This material should be used as helpful hints only. Each person’s situation is different. Consult your investment professional before making any decisions.

Securities offered through LPL Financial, Member FINRA/SIPC. Investment Advisory Services offered through LPL Financial, a Registered Investment Advisor. Insurance products offered through LPL Financial or its licensed affiliates.

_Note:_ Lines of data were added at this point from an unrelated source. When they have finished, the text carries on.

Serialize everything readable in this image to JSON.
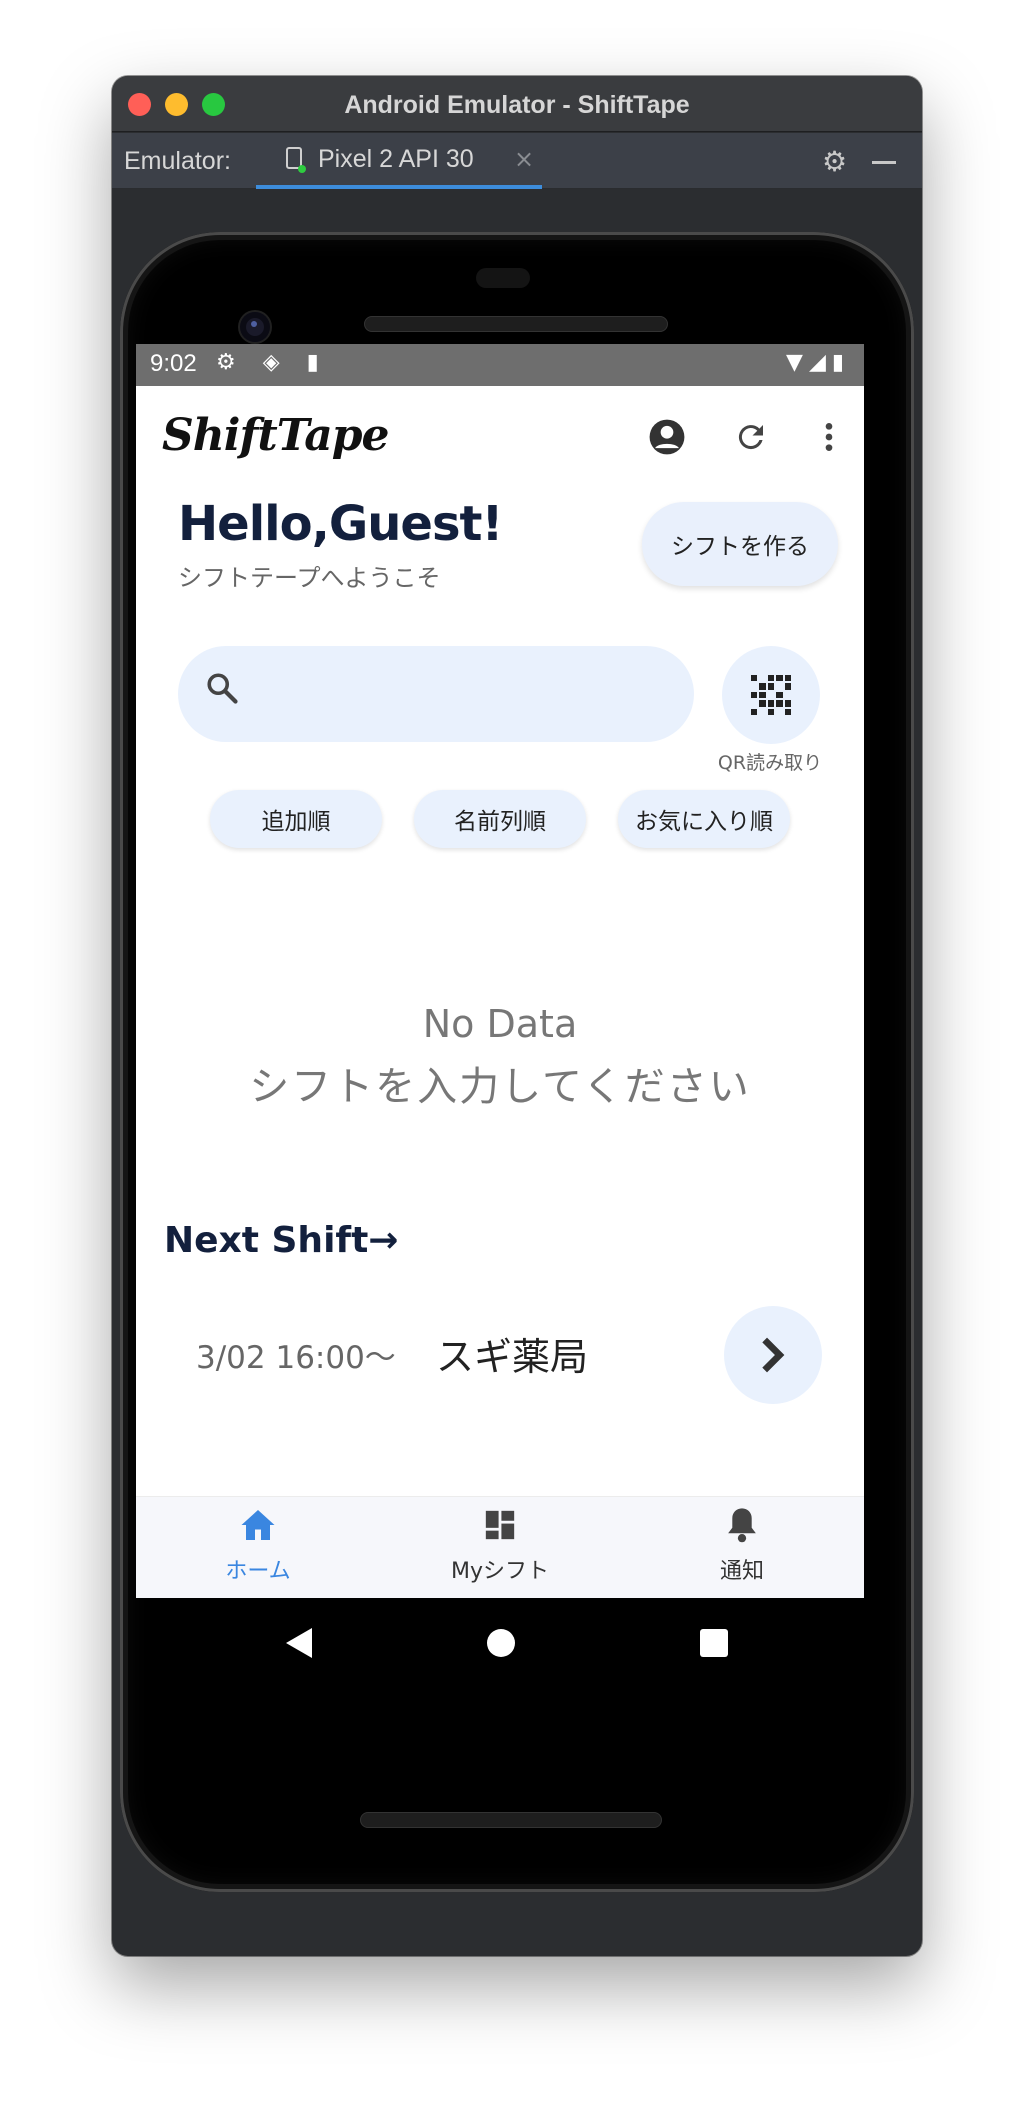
{
  "window": {
    "title": "Android Emulator - ShiftTape",
    "toolbar_label": "Emulator:",
    "device_tab": "Pixel 2 API 30",
    "tab_close": "×"
  },
  "status_bar": {
    "time": "9:02",
    "left_icons": "⚙ ◈ ▮",
    "right_icons": "▼◢▮"
  },
  "app": {
    "logo": "ShiftTape",
    "greeting_title": "Hello,Guest!",
    "greeting_subtitle": "シフトテープへようこそ",
    "create_shift_button": "シフトを作る",
    "search_placeholder": "",
    "qr_label": "QR読み取り",
    "sort_buttons": [
      "追加順",
      "名前列順",
      "お気に入り順"
    ],
    "empty_title": "No Data",
    "empty_message": "シフトを入力してください",
    "next_shift_title": "Next Shift→",
    "next_shift": {
      "time": "3/02 16:00〜",
      "place": "スギ薬局"
    },
    "bottom_nav": [
      {
        "label": "ホーム",
        "icon": "home-icon",
        "active": true
      },
      {
        "label": "Myシフト",
        "icon": "dashboard-icon",
        "active": false
      },
      {
        "label": "通知",
        "icon": "bell-icon",
        "active": false
      }
    ]
  },
  "colors": {
    "accent": "#3a86e0",
    "heading": "#13203d",
    "chip_bg": "#e9f1fd"
  }
}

Redstone Federal Credit Union and Redstone Brokerage Services are not registered broker/dealers and are not affiliated with LPL Financial. Redstone Federal Credit Union and Redstone Brokerage Services are affiliated but are separate entities. Investment products are not obligations of RFCU and are being offered and sold by dual employees on behalf of a third-party broker. RFCU does not warrant, guarantee, or insure any product or service offered by LPL or Redstone Brokerage Services. This material prepared by MFS®